Review: That Which the Deep Heart Knows
by RJ Wheldrake
This is epic. Grand. Beautifully written, masterful in scope and execution, brimming with palace intrigues, murder and treachery, high-stakes conspiracies and closely guarded secrets amongst a large and intricately choreographed cast of memorable characters. The action is intense, complex but well-paced, allowing the reader to catch their breath along the way and hear the rain battering the roofs of country inns while thunder rattles the windows of remote castles. Settings and characters are presented with a remarkable degree of finely wrought detail, details that paint the total picture of place and time, so that the reader feels they are present in each scene over a vast landscape.

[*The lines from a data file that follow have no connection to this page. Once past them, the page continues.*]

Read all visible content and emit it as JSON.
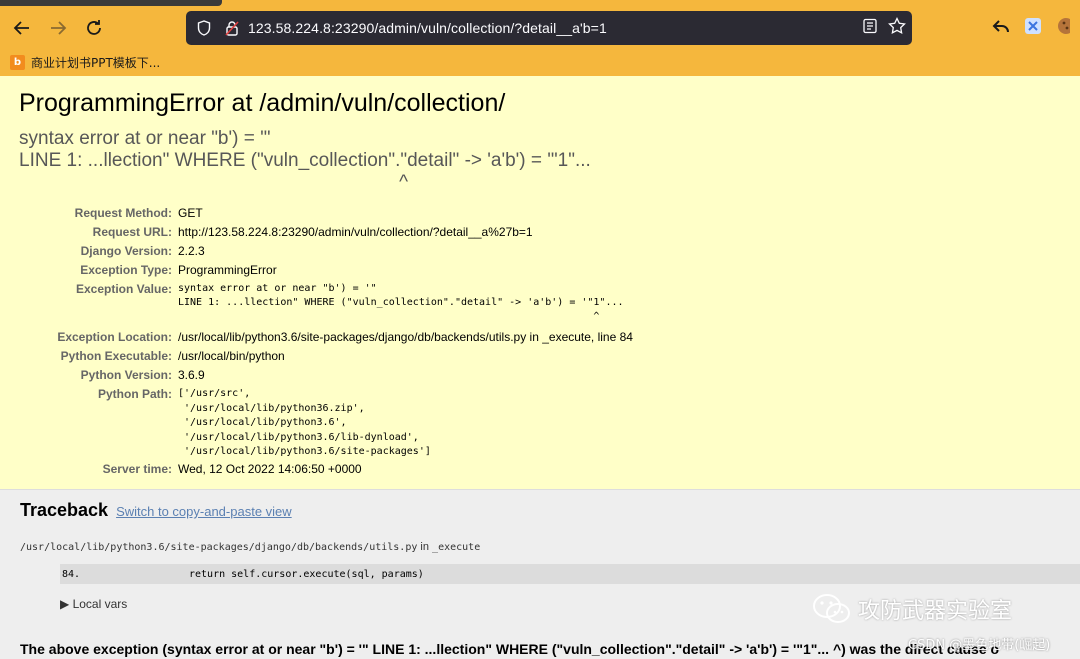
{
  "browser": {
    "url": "123.58.224.8:23290/admin/vuln/collection/?detail__a'b=1",
    "bookmark_label": "商业计划书PPT模板下...",
    "bookmark_icon": "b"
  },
  "error": {
    "title": "ProgrammingError at /admin/vuln/collection/",
    "value": "syntax error at or near \"b') = '\"\nLINE 1: ...llection\" WHERE (\"vuln_collection\".\"detail\" -> 'a'b') = '\"1\"...\n                                                                        ^"
  },
  "meta": [
    {
      "label": "Request Method:",
      "value": "GET"
    },
    {
      "label": "Request URL:",
      "value": "http://123.58.224.8:23290/admin/vuln/collection/?detail__a%27b=1"
    },
    {
      "label": "Django Version:",
      "value": "2.2.3"
    },
    {
      "label": "Exception Type:",
      "value": "ProgrammingError"
    },
    {
      "label": "Exception Value:",
      "value": "syntax error at or near \"b') = '\"\nLINE 1: ...llection\" WHERE (\"vuln_collection\".\"detail\" -> 'a'b') = '\"1\"...\n                                                                     ^"
    },
    {
      "label": "Exception Location:",
      "value": "/usr/local/lib/python3.6/site-packages/django/db/backends/utils.py in _execute, line 84"
    },
    {
      "label": "Python Executable:",
      "value": "/usr/local/bin/python"
    },
    {
      "label": "Python Version:",
      "value": "3.6.9"
    },
    {
      "label": "Python Path:",
      "value": "['/usr/src',\n '/usr/local/lib/python36.zip',\n '/usr/local/lib/python3.6',\n '/usr/local/lib/python3.6/lib-dynload',\n '/usr/local/lib/python3.6/site-packages']"
    },
    {
      "label": "Server time:",
      "value": "Wed, 12 Oct 2022 14:06:50 +0000"
    }
  ],
  "traceback": {
    "heading": "Traceback",
    "switch_link": "Switch to copy-and-paste view",
    "frame_file": "/usr/local/lib/python3.6/site-packages/django/db/backends/utils.py",
    "frame_in": " in ",
    "frame_func": "_execute",
    "line_no": "84.",
    "line_code": "return self.cursor.execute(sql, params)",
    "local_vars": "▶ Local vars",
    "above_exception": "The above exception (syntax error at or near \"b') = '\" LINE 1: ...llection\" WHERE (\"vuln_collection\".\"detail\" -> 'a'b') = '\"1\"... ^) was the direct cause o"
  },
  "watermark": {
    "text": "攻防武器实验室",
    "csdn": "CSDN @墨色地带(崛起)"
  },
  "colors": {
    "chrome": "#f5b73d",
    "summary_bg": "#ffffc8",
    "traceback_bg": "#eeeeee",
    "link": "#5b80b2"
  }
}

This book is the work of an experienced, accomplished, highly talented author. I give it an enthusiastic and appreciative 5 stars and recommend it highly to lovers of epic fantasy. I’m moving directly into the next book in the series (A Trick of the Light, second of Wheldrake’s Toxandrian Chronicles). I’m eager for more excellent writing and another sweeping tale of adventure, destiny, love and sacrifice.
Note: Contrary to my usual practice, I’m not including the book’s cover with this review because the cover — beautiful as it is — tends to suggest that the story is a romance. The young woman pictured on the cover is indeed a romantic figure, and she serves as the pivot around which the story turns. The cast of characters, however, is large and varied, with many among them who lodged themselves deeply into my heart and my sympathies. I cared for them, and the story’s end brought tears to my eyes. This is not a happily-ever-after tale. Some of the characters never find happiness, and even those who enjoy years of blissful togetherness are eventually at the mercy of the fates. Do not, therefore, judge this book by its cover. It’s not the category romance that one might expect from casting a quick glance at the beautiful girl in the purple dress.